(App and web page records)

▬▬▬▬▬▬

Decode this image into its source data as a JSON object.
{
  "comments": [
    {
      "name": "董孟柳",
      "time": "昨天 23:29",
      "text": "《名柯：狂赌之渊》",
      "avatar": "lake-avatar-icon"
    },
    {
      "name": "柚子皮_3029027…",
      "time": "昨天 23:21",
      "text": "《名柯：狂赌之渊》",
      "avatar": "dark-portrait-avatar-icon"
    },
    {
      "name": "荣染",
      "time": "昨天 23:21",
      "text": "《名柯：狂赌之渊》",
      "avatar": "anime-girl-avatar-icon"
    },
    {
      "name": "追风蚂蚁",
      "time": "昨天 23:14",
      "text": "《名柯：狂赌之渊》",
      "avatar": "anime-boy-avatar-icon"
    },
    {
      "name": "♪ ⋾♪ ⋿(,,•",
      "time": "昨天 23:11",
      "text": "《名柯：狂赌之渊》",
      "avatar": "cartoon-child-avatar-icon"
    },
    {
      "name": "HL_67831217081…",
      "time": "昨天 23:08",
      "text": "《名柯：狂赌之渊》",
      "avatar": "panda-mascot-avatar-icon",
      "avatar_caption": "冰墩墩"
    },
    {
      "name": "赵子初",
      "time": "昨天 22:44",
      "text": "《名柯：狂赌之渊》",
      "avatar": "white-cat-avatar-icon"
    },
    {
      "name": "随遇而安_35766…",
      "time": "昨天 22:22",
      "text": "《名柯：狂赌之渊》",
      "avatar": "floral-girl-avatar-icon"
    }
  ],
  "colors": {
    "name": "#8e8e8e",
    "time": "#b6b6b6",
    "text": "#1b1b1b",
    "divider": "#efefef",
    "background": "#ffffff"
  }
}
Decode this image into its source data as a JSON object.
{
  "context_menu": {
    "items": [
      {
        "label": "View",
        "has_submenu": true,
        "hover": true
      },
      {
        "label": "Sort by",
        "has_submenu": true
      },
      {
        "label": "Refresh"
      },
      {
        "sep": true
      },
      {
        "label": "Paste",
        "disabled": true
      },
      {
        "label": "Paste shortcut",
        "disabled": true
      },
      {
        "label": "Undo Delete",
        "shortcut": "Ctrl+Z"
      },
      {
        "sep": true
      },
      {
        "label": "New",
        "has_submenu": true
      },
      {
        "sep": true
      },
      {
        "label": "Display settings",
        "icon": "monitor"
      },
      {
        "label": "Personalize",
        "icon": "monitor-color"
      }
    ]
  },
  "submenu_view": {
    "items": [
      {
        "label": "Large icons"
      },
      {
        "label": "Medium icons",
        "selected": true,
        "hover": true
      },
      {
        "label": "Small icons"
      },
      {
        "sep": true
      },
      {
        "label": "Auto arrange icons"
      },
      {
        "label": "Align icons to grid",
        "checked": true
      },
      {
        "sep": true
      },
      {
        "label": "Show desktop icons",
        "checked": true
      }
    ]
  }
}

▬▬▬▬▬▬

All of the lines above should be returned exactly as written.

» EXPECTED ANSWER:
Decode this image into its source data as a JSON object.
{
  "comments": [
    {
      "name": "董孟柳",
      "time": "昨天 23:29",
      "text": "《名柯：狂赌之渊》",
      "avatar": "lake-avatar-icon"
    },
    {
      "name": "柚子皮_3029027…",
      "time": "昨天 23:21",
      "text": "《名柯：狂赌之渊》",
      "avatar": "dark-portrait-avatar-icon"
    },
    {
      "name": "荣染",
      "time": "昨天 23:21",
      "text": "《名柯：狂赌之渊》",
      "avatar": "anime-girl-avatar-icon"
    },
    {
      "name": "追风蚂蚁",
      "time": "昨天 23:14",
      "text": "《名柯：狂赌之渊》",
      "avatar": "anime-boy-avatar-icon"
    },
    {
      "name": "♪ ⋾♪ ⋿(,,•",
      "time": "昨天 23:11",
      "text": "《名柯：狂赌之渊》",
      "avatar": "cartoon-child-avatar-icon"
    },
    {
      "name": "HL_67831217081…",
      "time": "昨天 23:08",
      "text": "《名柯：狂赌之渊》",
      "avatar": "panda-mascot-avatar-icon",
      "avatar_caption": "冰墩墩"
    },
    {
      "name": "赵子初",
      "time": "昨天 22:44",
      "text": "《名柯：狂赌之渊》",
      "avatar": "white-cat-avatar-icon"
    },
    {
      "name": "随遇而安_35766…",
      "time": "昨天 22:22",
      "text": "《名柯：狂赌之渊》",
      "avatar": "floral-girl-avatar-icon"
    }
  ],
  "colors": {
    "name": "#8e8e8e",
    "time": "#b6b6b6",
    "text": "#1b1b1b",
    "divider": "#efefef",
    "background": "#ffffff"
  }
}
Decode this image into its source data as a JSON object.
{
  "context_menu": {
    "items": [
      {
        "label": "View",
        "has_submenu": true,
        "hover": true
      },
      {
        "label": "Sort by",
        "has_submenu": true
      },
      {
        "label": "Refresh"
      },
      {
        "sep": true
      },
      {
        "label": "Paste",
        "disabled": true
      },
      {
        "label": "Paste shortcut",
        "disabled": true
      },
      {
        "label": "Undo Delete",
        "shortcut": "Ctrl+Z"
      },
      {
        "sep": true
      },
      {
        "label": "New",
        "has_submenu": true
      },
      {
        "sep": true
      },
      {
        "label": "Display settings",
        "icon": "monitor"
      },
      {
        "label": "Personalize",
        "icon": "monitor-color"
      }
    ]
  },
  "submenu_view": {
    "items": [
      {
        "label": "Large icons"
      },
      {
        "label": "Medium icons",
        "selected": true,
        "hover": true
      },
      {
        "label": "Small icons"
      },
      {
        "sep": true
      },
      {
        "label": "Auto arrange icons"
      },
      {
        "label": "Align icons to grid",
        "checked": true
      },
      {
        "sep": true
      },
      {
        "label": "Show desktop icons",
        "checked": true
      }
    ]
  }
}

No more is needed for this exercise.